Harris, too, has her own murky record when it comes to the financial sector. As The American Prospect’s David Dayen has pointed out, though she’s touted her role in “going after” the big banks as California attorney general in the wake of the 2008 crash, her efforts in that regard largely amounted to a multimillion-dollar national mortgage settlement that served as yet another partial bailout for the banks with only minimal assistance for thousands of families whose homes had been foreclosed. During her tenure, her office also declined to file charges against OneWest—the bank run by Steven Mnuchin, now Treasury Secretary—for repeated violations of California’s foreclosure laws that resulted in the seizure of over a thousand homes.
In recent years, as an early co-sponsor of legislation like the Green New Deal and the Domestic Workers Bill of Rights, her record in the Senate has pointed to a willingness to back ambitious progressive policy. During the pandemic, she, Sanders, and Ed Markey introduced a bill for $2,000 monthly payments to individuals for the duration of the crisis. All of those are welcome counterbalances to Biden’s own time in the Senate. Yet, as Harris’s wavering on Medicare for All suggests, it’s still not entirely clear how committed she’ll remain to those ideals if she becomes vice president, particularly with Silicon Valley and the financial sector increasingly invested in her success.

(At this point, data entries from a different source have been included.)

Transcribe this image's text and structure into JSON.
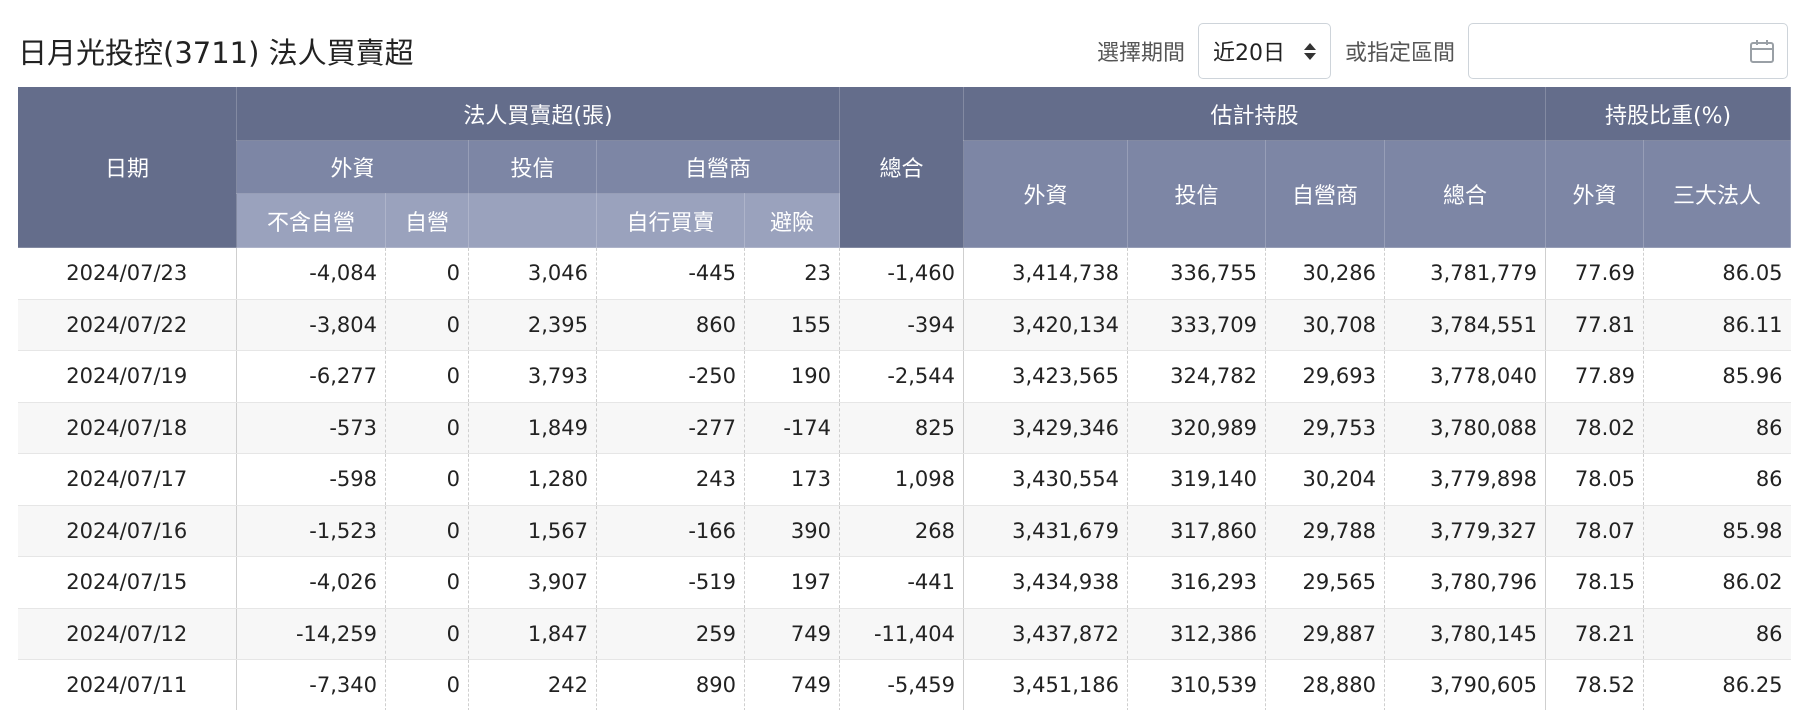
{
  "page": {
    "title": "日月光投控(3711) 法人買賣超"
  },
  "controls": {
    "period_label": "選擇期間",
    "period_value": "近20日",
    "range_label": "或指定區間",
    "range_value": "",
    "range_placeholder": ""
  },
  "colors": {
    "header_dark": "#646d8b",
    "header_light": "#7d86a5",
    "header_lighter": "#9aa2bd",
    "positive": "#d32f2f",
    "negative": "#2e9e2e"
  },
  "table": {
    "headers": {
      "date": "日期",
      "net_group": "法人買賣超(張)",
      "foreign": "外資",
      "foreign_excl": "不含自營",
      "foreign_dealer": "自營",
      "trust": "投信",
      "dealer": "自營商",
      "dealer_self": "自行買賣",
      "dealer_hedge": "避險",
      "total": "總合",
      "holding_group": "估計持股",
      "h_foreign": "外資",
      "h_trust": "投信",
      "h_dealer": "自營商",
      "h_total": "總合",
      "ratio_group": "持股比重(%)",
      "r_foreign": "外資",
      "r_three": "三大法人"
    },
    "rows": [
      {
        "date": "2024/07/23",
        "f_excl": "-4,084",
        "f_dealer": "0",
        "trust": "3,046",
        "d_self": "-445",
        "d_hedge": "23",
        "total": "-1,460",
        "h_foreign": "3,414,738",
        "h_trust": "336,755",
        "h_dealer": "30,286",
        "h_total": "3,781,779",
        "r_foreign": "77.69",
        "r_three": "86.05"
      },
      {
        "date": "2024/07/22",
        "f_excl": "-3,804",
        "f_dealer": "0",
        "trust": "2,395",
        "d_self": "860",
        "d_hedge": "155",
        "total": "-394",
        "h_foreign": "3,420,134",
        "h_trust": "333,709",
        "h_dealer": "30,708",
        "h_total": "3,784,551",
        "r_foreign": "77.81",
        "r_three": "86.11"
      },
      {
        "date": "2024/07/19",
        "f_excl": "-6,277",
        "f_dealer": "0",
        "trust": "3,793",
        "d_self": "-250",
        "d_hedge": "190",
        "total": "-2,544",
        "h_foreign": "3,423,565",
        "h_trust": "324,782",
        "h_dealer": "29,693",
        "h_total": "3,778,040",
        "r_foreign": "77.89",
        "r_three": "85.96"
      },
      {
        "date": "2024/07/18",
        "f_excl": "-573",
        "f_dealer": "0",
        "trust": "1,849",
        "d_self": "-277",
        "d_hedge": "-174",
        "total": "825",
        "h_foreign": "3,429,346",
        "h_trust": "320,989",
        "h_dealer": "29,753",
        "h_total": "3,780,088",
        "r_foreign": "78.02",
        "r_three": "86"
      },
      {
        "date": "2024/07/17",
        "f_excl": "-598",
        "f_dealer": "0",
        "trust": "1,280",
        "d_self": "243",
        "d_hedge": "173",
        "total": "1,098",
        "h_foreign": "3,430,554",
        "h_trust": "319,140",
        "h_dealer": "30,204",
        "h_total": "3,779,898",
        "r_foreign": "78.05",
        "r_three": "86"
      },
      {
        "date": "2024/07/16",
        "f_excl": "-1,523",
        "f_dealer": "0",
        "trust": "1,567",
        "d_self": "-166",
        "d_hedge": "390",
        "total": "268",
        "h_foreign": "3,431,679",
        "h_trust": "317,860",
        "h_dealer": "29,788",
        "h_total": "3,779,327",
        "r_foreign": "78.07",
        "r_three": "85.98"
      },
      {
        "date": "2024/07/15",
        "f_excl": "-4,026",
        "f_dealer": "0",
        "trust": "3,907",
        "d_self": "-519",
        "d_hedge": "197",
        "total": "-441",
        "h_foreign": "3,434,938",
        "h_trust": "316,293",
        "h_dealer": "29,565",
        "h_total": "3,780,796",
        "r_foreign": "78.15",
        "r_three": "86.02"
      },
      {
        "date": "2024/07/12",
        "f_excl": "-14,259",
        "f_dealer": "0",
        "trust": "1,847",
        "d_self": "259",
        "d_hedge": "749",
        "total": "-11,404",
        "h_foreign": "3,437,872",
        "h_trust": "312,386",
        "h_dealer": "29,887",
        "h_total": "3,780,145",
        "r_foreign": "78.21",
        "r_three": "86"
      },
      {
        "date": "2024/07/11",
        "f_excl": "-7,340",
        "f_dealer": "0",
        "trust": "242",
        "d_self": "890",
        "d_hedge": "749",
        "total": "-5,459",
        "h_foreign": "3,451,186",
        "h_trust": "310,539",
        "h_dealer": "28,880",
        "h_total": "3,790,605",
        "r_foreign": "78.52",
        "r_three": "86.25"
      }
    ]
  }
}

Ultimately, the Biden-Harris ticket’s friendliness with Wall Street, even alongside their more progressive inclinations, represents a continuation of the Democratic Party’s long-running turn away from working-class voters, which culminated, at least partially, in the 2016 election of Trump. Despite interminable populist bluffing on the campaign trail, Trump was never remotely any kind of champion for the working class. At the same time, in 2016, enough voters in swing states felt moved to roll the dice on his middle-finger candidacy (or simply stay home) rather than throw in their lot with the Wall Street-anointed Hillary Clinton. With Biden-Harris, the Democratic Party once again seems intent on returning to the same unstable triangulation between cultivating corporate benefactors and appealing to ordinary workers.
Thanks mostly to Trump’s disastrous pandemic response, Biden now holds a considerable lead in the polls, but the Democratic Party’s ongoing abandonment of its working-class wing will likely have repercussions for future elections and for the fate of the U.S. at large. “The Democratic Party was never truly a workers’ party, but its major achievements of the twentieth century were possible only because it was a party of workers,” the historian Matt Karp wrote last year. “This alignment has been under stress since the 1960s. Today, it is officially dead.” That remains even more true now with the consolidation of the current ticket. While some things about Biden-Harris might be historic, the Democrats’ loyalty to the top, at least for now, is just more of the same.